Finding a Partner

Paso Pacífico also teamed up with wildlife biologist Helen Pheasey. Pheasey was willing to plant some decoy eggs.

She had three goals. Find out if the technology in the eggs would work in the field. See if the design could trick poachers. Make sure that the fake eggs did not disturb the real eggs’ health.

So far, the news has been good. The healthy ​​​​​​​eggs are not bothered by the fake eggs. The poachers have been fooled. And the tracking works!

A Paso Pacifico turtle ranger collects turtle eggs for safekeeping nearby.

Kim Williams-Guillen explains to volunteers how the fake sea turtle eggs work. 

What Comes Next

The system isn’t perfect. Some cellular networks have limited ability to track the eggs. But, it’s a good start!

Using more fake eggs is the next step. With more data, the team can make a map to show where the eggs are traded. The locations will help explain the demand for turtle eggs.

Experts believe most of the stolen eggs go to El Salvador or Guatemala. They think the eggs are being shipped overseas, too. New markets for the eggs will make trade more difficult to fight.

Still, the information gathered could help police capture poachers. Williams-Guillén doesn’t think her fake eggs will solve the problem of poaching. But it could be a powerful tool. With other conservation efforts, it could help ensure that sea turtles are safe for the future.
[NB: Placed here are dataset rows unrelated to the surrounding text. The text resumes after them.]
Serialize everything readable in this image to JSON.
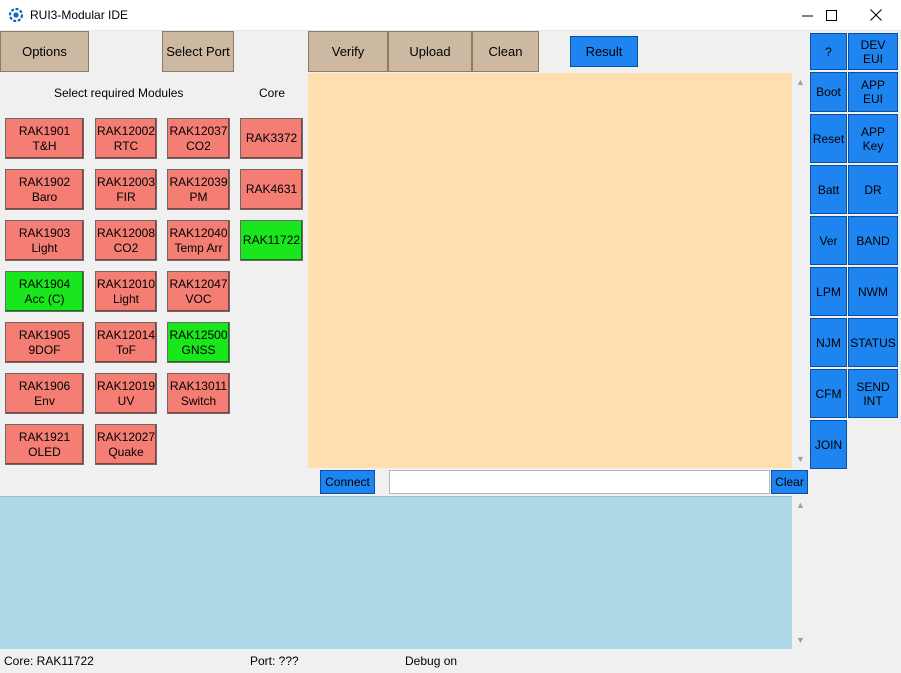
{
  "window": {
    "title": "RUI3-Modular IDE",
    "minimize_glyph": "—",
    "maximize_glyph": "☐",
    "close_glyph": "✕"
  },
  "toolbar": {
    "options": "Options",
    "select_port": "Select Port",
    "verify": "Verify",
    "upload": "Upload",
    "clean": "Clean",
    "result": "Result"
  },
  "labels": {
    "modules_heading": "Select required Modules",
    "core_heading": "Core"
  },
  "modules": [
    {
      "name": "RAK1901\nT&H",
      "state": "off"
    },
    {
      "name": "RAK1902\nBaro",
      "state": "off"
    },
    {
      "name": "RAK1903\nLight",
      "state": "off"
    },
    {
      "name": "RAK1904\nAcc (C)",
      "state": "on"
    },
    {
      "name": "RAK1905\n9DOF",
      "state": "off"
    },
    {
      "name": "RAK1906\nEnv",
      "state": "off"
    },
    {
      "name": "RAK1921\nOLED",
      "state": "off"
    },
    {
      "name": "RAK12002\nRTC",
      "state": "off"
    },
    {
      "name": "RAK12003\nFIR",
      "state": "off"
    },
    {
      "name": "RAK12008\nCO2",
      "state": "off"
    },
    {
      "name": "RAK12010\nLight",
      "state": "off"
    },
    {
      "name": "RAK12014\nToF",
      "state": "off"
    },
    {
      "name": "RAK12019\nUV",
      "state": "off"
    },
    {
      "name": "RAK12027\nQuake",
      "state": "off"
    },
    {
      "name": "RAK12037\nCO2",
      "state": "off"
    },
    {
      "name": "RAK12039\nPM",
      "state": "off"
    },
    {
      "name": "RAK12040\nTemp Arr",
      "state": "off"
    },
    {
      "name": "RAK12047\nVOC",
      "state": "off"
    },
    {
      "name": "RAK12500\nGNSS",
      "state": "on"
    },
    {
      "name": "RAK13011\nSwitch",
      "state": "off"
    }
  ],
  "cores": [
    {
      "name": "RAK3372",
      "state": "off"
    },
    {
      "name": "RAK4631",
      "state": "off"
    },
    {
      "name": "RAK11722",
      "state": "on"
    }
  ],
  "at_commands": [
    "?",
    "DEV\nEUI",
    "Boot",
    "APP\nEUI",
    "Reset",
    "APP\nKey",
    "Batt",
    "DR",
    "Ver",
    "BAND",
    "LPM",
    "NWM",
    "NJM",
    "STATUS",
    "CFM",
    "SEND\nINT",
    "JOIN"
  ],
  "serial": {
    "connect": "Connect",
    "clear": "Clear",
    "input_value": ""
  },
  "status_bar": {
    "core": "Core: RAK11722",
    "port": "Port: ???",
    "debug": "Debug on"
  },
  "colors": {
    "module_off": "#f47e73",
    "module_on": "#19e61d",
    "result_bg": "#ffdeb0",
    "log_bg": "#add8e6",
    "accent_blue": "#1e84f0",
    "toolbar_tan": "#cdb8a1"
  }
}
Protecting sea turtles also protects the environment. Healthy oceans need sea turtles.